For example, 1 cup (240 ml) of chocolate Ripple milk contains 17 grams of sugar (19).
This equals nearly 4 teaspoons of added sugar.
While the added sugar in Ripple milk is much lower than in many brands of chocolate milk, it’s still considerable.
Added sugars — especially those from sugar-sweetened beverages — contribute to obesity, diabetes, fatty liver and heart disease ().
You should avoid added sugars whenever possible.
Contains Sunflower Oil, Which Is High in Omega-6 Fats
The rich and creamy texture of Ripple milk is partially due to the sunflower oil that it contains.
Though adding sunflower oil may result in a smoother product, it doesn’t contribute any nutritional benefits.
Sunflower oil is high in omega-6 fatty acids — a type of fat found in vegetable oils that most people consume in excess — and low in omega-3s, which are beneficial to health.
When consumed too much, omega-6 can contribute to inflammation, which may increase your risk of chronic diseases like obesity, heart disease and diabetes (, ).

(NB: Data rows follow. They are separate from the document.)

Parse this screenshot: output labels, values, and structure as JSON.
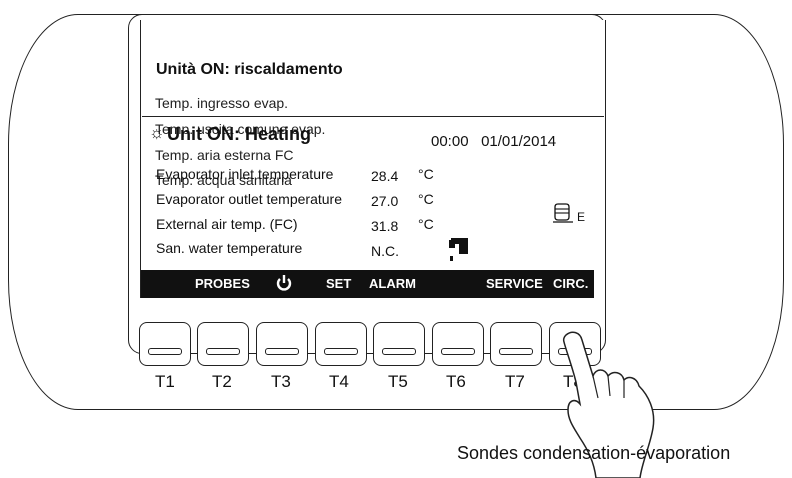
{
  "ghost": {
    "title": "Unità ON: riscaldamento",
    "lines": [
      "Temp. ingresso evap.",
      "Temp. uscita comune evap.",
      "Temp. aria esterna FC",
      "Temp. acqua sanitaria"
    ]
  },
  "screen": {
    "title": "Unit ON: Heating",
    "time": "00:00",
    "date": "01/01/2014",
    "rows": [
      {
        "label": "Evaporator inlet temperature",
        "value": "28.4",
        "unit": "°C"
      },
      {
        "label": "Evaporator outlet temperature",
        "value": "27.0",
        "unit": "°C"
      },
      {
        "label": "External air temp. (FC)",
        "value": "31.8",
        "unit": "°C"
      },
      {
        "label": "San. water temperature",
        "value": "N.C.",
        "unit": ""
      }
    ],
    "pump_letter": "E",
    "function_bar": [
      "PROBES",
      "SET",
      "ALARM",
      "SERVICE",
      "CIRC."
    ]
  },
  "keys": [
    "T1",
    "T2",
    "T3",
    "T4",
    "T5",
    "T6",
    "T7",
    "T8"
  ],
  "callout": "Sondes condensation-évaporation",
  "icons": {
    "sun": "sun-icon",
    "pump": "pump-icon",
    "tap": "tap-icon",
    "power": "power-icon",
    "hand": "pointing-hand-icon"
  }
}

Fortified With Vitamin D2, Which Isn’t as Absorbable as D3
Vitamin D is a fat-soluble vitamin that plays many important roles in your body, including regulating bone growth and supporting your immune system.
Vitamin D3 is derived from animal sources while D2 is found in plants.
Ripple Foods uses vitamin D2 in their pea milk, which may be less absorbable than D3.
Recent research shows that D3 is twice as effective at raising blood levels of vitamin D than D2 ().
Because many people are deficient in vitamin D, it’s important to choose supplements and foods that contain vitamin D in a form that your body can use effectively ().
Summary Some of Ripple milk’s drawbacks include its high omega-6 content and its less effective form of vitamin D. Additionally, certain flavors are high in added sugars.
Like other plant-based milks, Ripple milk or home-made pea milk is a versatile liquid that can be added to many drinks and dishes.
Here are simple, delicious ways to include Ripple or pea milk in your meal plan:
- Pour it over rolled oats for a boost of plant-based protein.
- Use it as a base for your favorite smoothie.
- Us it instead of cow’s milk when baking or making homemade salad dressing.
- Cut your coffee with Ripple or pea milk instead of cow’s milk.
- Combine it with rolled oats, nut butter, cinnamon, chia seeds and apples for a tasty overnight oat concoction.
- Make chia pudding by mixing chia seeds, chocolate Ripple milk and cocoa powder.
How to Make Your Own Pea Milk
To make your own pea milk, combine 1.5 cups (340 grams) of uncooked split peas with 4 cups (950 ml) of water and bring to a boil.
Reduce heat and simmer peas until soft for about 1–1.5 hours. When fully cooked, combine the peas in a blender with 3.5 cups (830 ml) of water, 2 teaspoons of vanilla extract and three pitted dates for sweetness.
Blend the ingredients until smooth and add more water until the desired consistency is reached.
Pea milk can be strained using a nut milk bag for a smoother texture.
If you want to reduce the amount of sugar in your pea milk, simply exclude the dates.
Summary Ripple or home-made pea milk can be added to a variety of recipes, such as oatmeals and smoothies. You can easily make pea milk at home by blending cooked peas with water, dates and vanilla extract.
Ripple milk is a plant-based milk made from yellow peas.
It’s also highly versatile, making it an excellent addition to a number of recipes.
However, Ripple milk contains sunflower oil, which is high in omega-6 fats, and certain flavors are loaded with added sugars.
Nonetheless, unsweetened Ripple milk or home-made pea milk is a smart choice for those looking for a high-protein, hypoallergenic substitute for cow’s milk.